- NASA’s OSIRIS-REx asteroid probe just nailed its second trial run for a sample collection attempt in October.
- The goal is to obtain samples from the surface of the asteroid Bennu and then return them to Earth.
- The spacecraft has been in orbit around Bennu for many months and has sent back some great photos already.
has been cruising around the space rock known as Bennu for many months now. The spacecraft has already made some stunning observations of the asteroid’s surface and taught it handlers a lot about the rock that it’s currently orbiting. That’s all great, but the riskiest and most important part of its mission is only just beginning.
NASA wants its high-tech probe to do a brief touch-and-go sample collection of material from the surface of the asteroid. It’s been practicing this maneuver over the past several months, bringing the probe closer and closer to the surface before returning it to a safe orbital distance. Now, with its most recent “rehearsal” completed, the spacecraft is just about ready to make its fateful dive and attempt to pull off the dangerous stunt.
As NASA explains in a new blog post, its recent test run of the maneuver took roughly four hours to complete.
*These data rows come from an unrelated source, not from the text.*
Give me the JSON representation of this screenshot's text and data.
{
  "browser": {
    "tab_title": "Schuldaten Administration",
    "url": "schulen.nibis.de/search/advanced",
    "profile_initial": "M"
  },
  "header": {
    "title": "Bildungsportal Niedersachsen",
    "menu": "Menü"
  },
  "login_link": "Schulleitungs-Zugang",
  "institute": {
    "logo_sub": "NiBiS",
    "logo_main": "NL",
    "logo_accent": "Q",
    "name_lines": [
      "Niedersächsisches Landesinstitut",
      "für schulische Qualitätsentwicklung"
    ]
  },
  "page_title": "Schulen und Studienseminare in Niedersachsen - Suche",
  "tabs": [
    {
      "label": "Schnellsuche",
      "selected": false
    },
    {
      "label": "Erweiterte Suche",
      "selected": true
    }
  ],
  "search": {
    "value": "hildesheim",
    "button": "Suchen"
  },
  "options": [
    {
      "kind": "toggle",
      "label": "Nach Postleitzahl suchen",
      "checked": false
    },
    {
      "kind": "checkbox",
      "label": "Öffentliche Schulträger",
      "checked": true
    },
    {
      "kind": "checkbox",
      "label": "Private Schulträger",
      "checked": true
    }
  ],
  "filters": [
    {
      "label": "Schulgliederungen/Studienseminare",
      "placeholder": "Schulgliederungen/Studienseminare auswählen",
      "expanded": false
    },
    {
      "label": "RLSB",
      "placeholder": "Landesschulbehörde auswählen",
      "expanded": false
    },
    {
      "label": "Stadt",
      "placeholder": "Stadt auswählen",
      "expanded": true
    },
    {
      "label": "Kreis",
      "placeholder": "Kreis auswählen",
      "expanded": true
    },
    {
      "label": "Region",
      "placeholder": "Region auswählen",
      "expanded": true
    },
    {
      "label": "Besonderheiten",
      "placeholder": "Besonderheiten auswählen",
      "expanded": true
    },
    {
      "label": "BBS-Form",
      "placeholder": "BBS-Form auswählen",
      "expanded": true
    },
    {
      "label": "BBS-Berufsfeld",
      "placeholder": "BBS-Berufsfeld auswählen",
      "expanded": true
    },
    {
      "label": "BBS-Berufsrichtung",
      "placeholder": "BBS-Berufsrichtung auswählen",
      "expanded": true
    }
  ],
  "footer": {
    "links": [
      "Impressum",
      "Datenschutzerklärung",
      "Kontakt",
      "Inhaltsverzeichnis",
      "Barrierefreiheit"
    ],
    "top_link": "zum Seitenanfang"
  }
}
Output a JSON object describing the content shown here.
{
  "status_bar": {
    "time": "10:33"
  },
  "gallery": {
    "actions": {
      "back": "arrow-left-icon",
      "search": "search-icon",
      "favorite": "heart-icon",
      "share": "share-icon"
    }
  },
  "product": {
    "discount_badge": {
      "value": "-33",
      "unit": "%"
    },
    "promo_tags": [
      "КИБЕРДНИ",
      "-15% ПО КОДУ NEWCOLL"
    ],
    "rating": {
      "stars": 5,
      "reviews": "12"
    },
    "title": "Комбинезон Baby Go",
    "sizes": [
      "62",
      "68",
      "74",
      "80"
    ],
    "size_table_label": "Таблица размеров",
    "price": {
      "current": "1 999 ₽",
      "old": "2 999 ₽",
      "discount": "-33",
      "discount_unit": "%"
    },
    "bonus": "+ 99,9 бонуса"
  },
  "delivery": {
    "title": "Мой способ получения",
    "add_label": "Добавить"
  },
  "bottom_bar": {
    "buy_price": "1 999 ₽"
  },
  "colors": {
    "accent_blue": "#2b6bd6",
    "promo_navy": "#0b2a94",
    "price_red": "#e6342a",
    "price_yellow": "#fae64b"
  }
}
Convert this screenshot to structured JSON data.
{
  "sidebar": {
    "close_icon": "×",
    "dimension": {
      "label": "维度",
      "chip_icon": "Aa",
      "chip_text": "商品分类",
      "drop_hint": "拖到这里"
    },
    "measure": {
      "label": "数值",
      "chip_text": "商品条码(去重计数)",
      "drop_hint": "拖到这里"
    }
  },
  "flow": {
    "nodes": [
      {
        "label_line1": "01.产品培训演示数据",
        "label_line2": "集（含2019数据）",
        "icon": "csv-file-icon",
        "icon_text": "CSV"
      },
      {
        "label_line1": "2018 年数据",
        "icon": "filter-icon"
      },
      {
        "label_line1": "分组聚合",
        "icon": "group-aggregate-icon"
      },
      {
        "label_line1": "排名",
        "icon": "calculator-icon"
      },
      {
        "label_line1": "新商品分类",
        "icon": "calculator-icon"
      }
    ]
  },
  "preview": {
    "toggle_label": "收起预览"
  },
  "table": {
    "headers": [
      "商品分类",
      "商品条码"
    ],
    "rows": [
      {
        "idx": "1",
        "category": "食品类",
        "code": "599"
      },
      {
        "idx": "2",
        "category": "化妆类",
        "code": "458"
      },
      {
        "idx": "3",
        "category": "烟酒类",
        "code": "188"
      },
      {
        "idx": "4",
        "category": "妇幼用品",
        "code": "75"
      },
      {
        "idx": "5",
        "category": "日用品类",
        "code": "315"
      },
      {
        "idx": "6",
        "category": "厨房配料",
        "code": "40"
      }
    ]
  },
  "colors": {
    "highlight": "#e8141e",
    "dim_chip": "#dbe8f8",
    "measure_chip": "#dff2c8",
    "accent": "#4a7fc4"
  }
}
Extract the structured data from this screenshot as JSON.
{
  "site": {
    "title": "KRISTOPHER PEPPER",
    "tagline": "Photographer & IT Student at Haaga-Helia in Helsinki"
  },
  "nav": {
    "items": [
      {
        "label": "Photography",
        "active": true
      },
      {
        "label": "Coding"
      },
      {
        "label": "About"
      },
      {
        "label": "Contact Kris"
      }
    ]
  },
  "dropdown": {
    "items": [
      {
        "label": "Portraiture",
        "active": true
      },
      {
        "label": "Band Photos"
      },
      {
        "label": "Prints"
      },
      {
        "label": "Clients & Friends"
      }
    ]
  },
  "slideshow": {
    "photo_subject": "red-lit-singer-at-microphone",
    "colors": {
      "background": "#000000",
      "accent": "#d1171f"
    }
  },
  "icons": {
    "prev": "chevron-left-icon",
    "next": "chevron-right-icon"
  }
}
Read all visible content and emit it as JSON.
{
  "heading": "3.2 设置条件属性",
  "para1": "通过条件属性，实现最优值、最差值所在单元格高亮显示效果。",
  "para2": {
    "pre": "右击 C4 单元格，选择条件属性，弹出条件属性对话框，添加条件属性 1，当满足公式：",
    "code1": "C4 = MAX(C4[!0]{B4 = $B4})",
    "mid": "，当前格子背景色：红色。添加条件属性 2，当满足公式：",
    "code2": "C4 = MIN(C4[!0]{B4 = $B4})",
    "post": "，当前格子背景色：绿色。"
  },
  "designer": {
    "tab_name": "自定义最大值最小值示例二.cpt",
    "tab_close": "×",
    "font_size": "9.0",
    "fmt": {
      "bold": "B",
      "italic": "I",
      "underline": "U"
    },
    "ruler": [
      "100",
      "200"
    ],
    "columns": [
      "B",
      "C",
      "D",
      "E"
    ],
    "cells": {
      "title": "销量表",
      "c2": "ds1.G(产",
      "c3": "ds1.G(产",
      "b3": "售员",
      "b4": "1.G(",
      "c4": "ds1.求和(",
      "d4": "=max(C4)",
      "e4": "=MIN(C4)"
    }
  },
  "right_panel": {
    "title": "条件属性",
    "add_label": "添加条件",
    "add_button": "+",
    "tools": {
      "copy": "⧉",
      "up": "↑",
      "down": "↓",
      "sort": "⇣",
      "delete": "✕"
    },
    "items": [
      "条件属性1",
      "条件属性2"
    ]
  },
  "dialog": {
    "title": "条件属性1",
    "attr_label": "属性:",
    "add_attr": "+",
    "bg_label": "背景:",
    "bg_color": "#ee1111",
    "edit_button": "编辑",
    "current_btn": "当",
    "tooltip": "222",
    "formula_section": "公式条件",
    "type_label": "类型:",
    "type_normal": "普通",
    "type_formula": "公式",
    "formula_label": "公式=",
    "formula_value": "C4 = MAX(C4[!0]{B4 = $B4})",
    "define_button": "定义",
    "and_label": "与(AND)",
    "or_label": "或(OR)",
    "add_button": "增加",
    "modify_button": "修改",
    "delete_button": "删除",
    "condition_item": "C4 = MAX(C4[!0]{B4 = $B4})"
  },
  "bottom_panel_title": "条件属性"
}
During this test, the spacecraft performed a burn that allowed it to leave its previous orbit, followed by a second burn that gave the spacecraft the information needed to match Bennu’s speed and rotation. The final burn put the spacecraft in the correct position and adjusted its speed to match the rock’s rotation.
It’s after these three steps that the spacecraft will eventually dip down toward the asteroid and snag a sample from its surface. Doing so is incredibly dangerous as any misstep could result in the total destruction of OSIRIS-REx and bring an abrupt end to the mission.
The sketchy maneuver is further complicated by the fact that NASA can’t control the spacecraft in realtime, or anything even remotely close to it. It takes over 15 minutes for signals from Earth to be received by the probe, meaning that when the time comes to carry out the collection, NASA will send the command and then have to wait and see whether the spacecraft performs as well as it has during its rehearsals.
“Many important systems were exercised during this rehearsal – from communications, spacecraft thrusters, and most importantly, the onboard Natural Feature Tracking guidance system and hazard map,” Dante Lauretta, principal investigator of the OSIRIS-REx mission, said in a statement. “Now that we’ve completed this milestone, we are confident in finalizing the procedures for the TAG event. This rehearsal confirmed that the team and all of the spacecraft’s systems are ready to collect a sample in October.”
Assuming the spacecraft can pull it off, it will eventually depart Bennu and head back to Earth where scientists will be eager to examine pieces of the space rock up close.